Exercise also helps us to clear out our glycogen stores (glucose storage space) from our liver and muscle. When these stores are cleared out, our bodies are better primed to utilize incoming glucose from our food. One way to visualize this is to think of muscle tissue as having lots of cubby holes where we store our glucose to be used for energy later on. When we eat carbs, we fill up those cubby holes with glucose. When we’re active, we use the glucose from those cubby holes for energy. So if we’re not finding a way to ‘use up’ that extra glucose and clear out those cubby holes, the next time we eat a meal with carbs, our body isn’t going to have anywhere to put that extra glucose, meaning it will have to hang out in our bloodstream for longer (i.e. leading to higher blood sugar values).
Since we know muscle can serve as a storage place for extra glucose, the more muscle we build (through things like strength training and other weight-bearing exercises), the more storage space we’ll have and the easier it becomes to regulate blood sugar.
Last but not least, exercise can also increase muscle glucose transporters, which ultimately makes it easier to move glucose out of our bloodstream and into the body’s cells.

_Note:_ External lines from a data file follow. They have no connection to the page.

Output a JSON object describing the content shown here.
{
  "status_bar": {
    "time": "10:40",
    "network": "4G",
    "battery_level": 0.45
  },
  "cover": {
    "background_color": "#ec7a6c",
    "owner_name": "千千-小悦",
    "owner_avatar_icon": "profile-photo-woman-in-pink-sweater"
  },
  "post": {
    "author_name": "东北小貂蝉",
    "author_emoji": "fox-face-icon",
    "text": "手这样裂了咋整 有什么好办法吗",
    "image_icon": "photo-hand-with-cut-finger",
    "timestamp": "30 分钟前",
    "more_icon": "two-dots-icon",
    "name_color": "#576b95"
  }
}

Whether you enjoy walking, hiking, dancing, gardening, kayaking, or something else entirely, all types of physical activity that get your body moving are going to be beneficial for your blood sugar!
In addition to more ‘structured’ exercise, it’s important to find ways to move more through the day. There’s some research to suggest that if you spend long periods of time sitting down, this increases your risk of having poor blood sugar control, regardless of how much moderate to vigorous exercise you do. So clearly both structured exercise and daily movement are important factors to think about when living well with diabetes and pre-diabetes.
Blood Sugar Spike During Exercise?
Have you ever noticed that at times your blood sugar actually trends up when you’re working out? What’s that about? If exercise is supposed to be helpful for glucose values, why would your glucose increase during a workout?
This can be totally normal! During certain types of physical activity, your body may need to release more glucose from storage to provide fuel for your activity. The spikes we see from exercise aren’t necessarily as concerning as the spikes we see from food because they are primarily non-insulin mediated. That means that we don’t need insulin to manage these glucose spikes in the same way we do for food and that this ultimately isn’t going to contribute to further insulin resistance down the road.
The issue with exercise spikes comes when we start getting into the 160-180 mg/dL territory or higher. That’s when we could potentially start to see inflammation and damage to the blood vessels themselves. If you start to experience that, you may need to adjust your workout fueling or the intensity of your exercise to resolve this. Reach out to your NutriSense nutritionist for personalized workout nutrition recommendations.
Next: Structured Exercise